Editor’s Note:

Egyptian gods and pharoahs, “YouTube’s vast cosmopolis,” Degas and Klimt, the War in which his father was captured, and freed, only to die on the way home, Australian sports, Monk (Thelonious, that is): these are among the many things of Clive James’s moving, magisterial “The River in the Sky,” whose excerpts form our second multimedia poetry feature. The selections found here chart a grand movement, leaping about as the larger book-length work does, but providing a sense of the flowing whole. James’s is a poem of memory, which is to say, of place and passion—one in which figures appear and reappear, ideas remain, and books form “walls of color / The sunlight will titrate from spring to autumn.”

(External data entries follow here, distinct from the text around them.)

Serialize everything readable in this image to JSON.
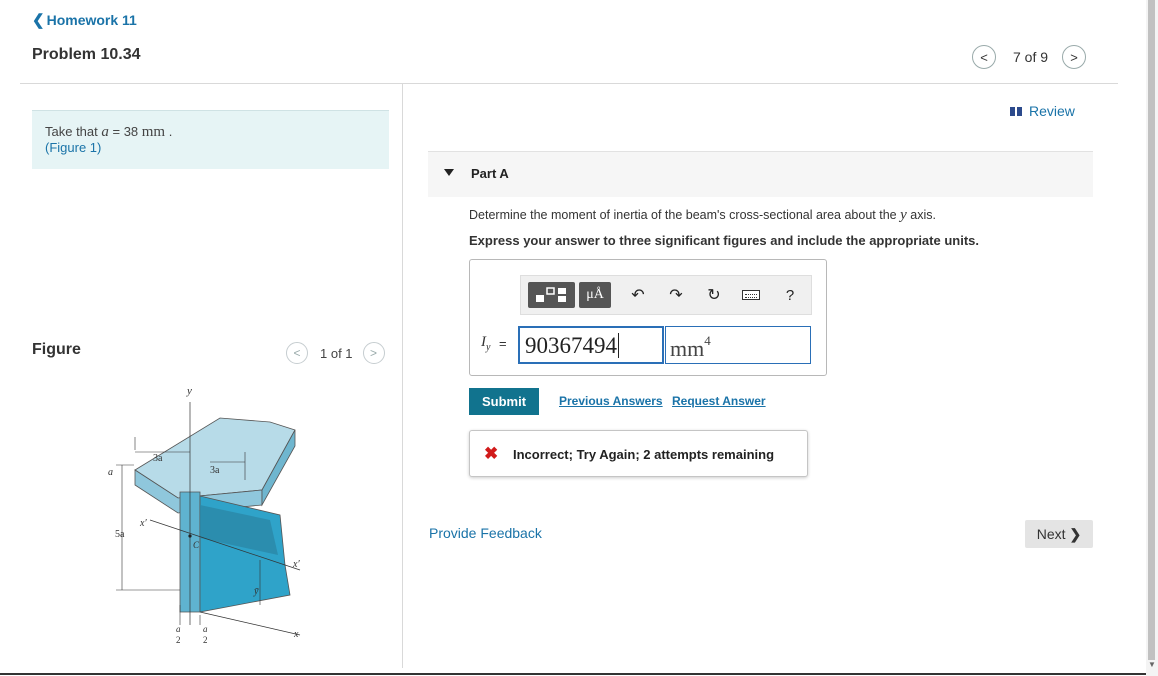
{
  "nav": {
    "back_label": "Homework 11",
    "problem_title": "Problem 10.34",
    "pager_text": "7 of 9"
  },
  "given": {
    "prefix": "Take that ",
    "var": "a",
    "eq": " = 38 ",
    "unit": "mm",
    "suffix": " .",
    "figure_link": "(Figure 1)"
  },
  "figure_panel": {
    "heading": "Figure",
    "pager_text": "1 of 1",
    "labels": {
      "y": "y",
      "three_a_1": "3a",
      "three_a_2": "3a",
      "a_left": "a",
      "five_a": "5a",
      "x_prime_left": "x′",
      "x_prime_right": "x′",
      "c_label": "C",
      "y_bar": "ȳ",
      "x": "x",
      "half_a_num": "a",
      "half_a_den": "2"
    }
  },
  "review_label": "Review",
  "part": {
    "title": "Part A",
    "question_prefix": "Determine the moment of inertia of the beam's cross-sectional area about the ",
    "question_var": "y",
    "question_suffix": " axis.",
    "instruction": "Express your answer to three significant figures and include the appropriate units."
  },
  "toolbar": {
    "units_label": "μÅ",
    "undo_icon": "undo-icon",
    "redo_icon": "redo-icon",
    "reset_icon": "reset-icon",
    "keyboard_icon": "keyboard-icon",
    "help_label": "?"
  },
  "answer": {
    "var_symbol": "I",
    "var_sub": "y",
    "equals": "=",
    "value": "90367494",
    "unit": "mm",
    "unit_exp": "4"
  },
  "actions": {
    "submit_label": "Submit",
    "previous_answers_label": "Previous Answers",
    "request_answer_label": "Request Answer",
    "provide_feedback_label": "Provide Feedback",
    "next_label": "Next"
  },
  "feedback": {
    "icon": "✖",
    "text": "Incorrect; Try Again; 2 attempts remaining"
  },
  "colors": {
    "accent": "#11738e",
    "link": "#1a73a8",
    "error": "#d11a1a",
    "given_bg": "#e6f4f5"
  }
}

The poem itself is autumnal, offered late in a life—James, who was born outside Sydney, in 1939, has for years been fighting, and outliving, a diagnosis of terminal cancer—and it is as colorful as that season, as vivid in its details. While at times elegiac, “stoked with countless deaths,” “The River in the Sky” also serves as a testimony to memory as a balm that “could fuel a nebula.” The “river” of the title is both the course of a life and what awaits; it is the noble Nile; the frozen lake in which his friend drowns while trying to save a daughter; and a larger ocean of thought that spans two millennia. The poem is also unafraid to admit the limitations of place and of human knowledge: “There was a lesson there / And I still don’t know what it is.” Ultimately, we are left with the lyric exploration suggested by Monk and his jazz, where lines are not blurred but played in recognition of everything that is “a blur already,” a song “carved out of fog.”

Kevin Young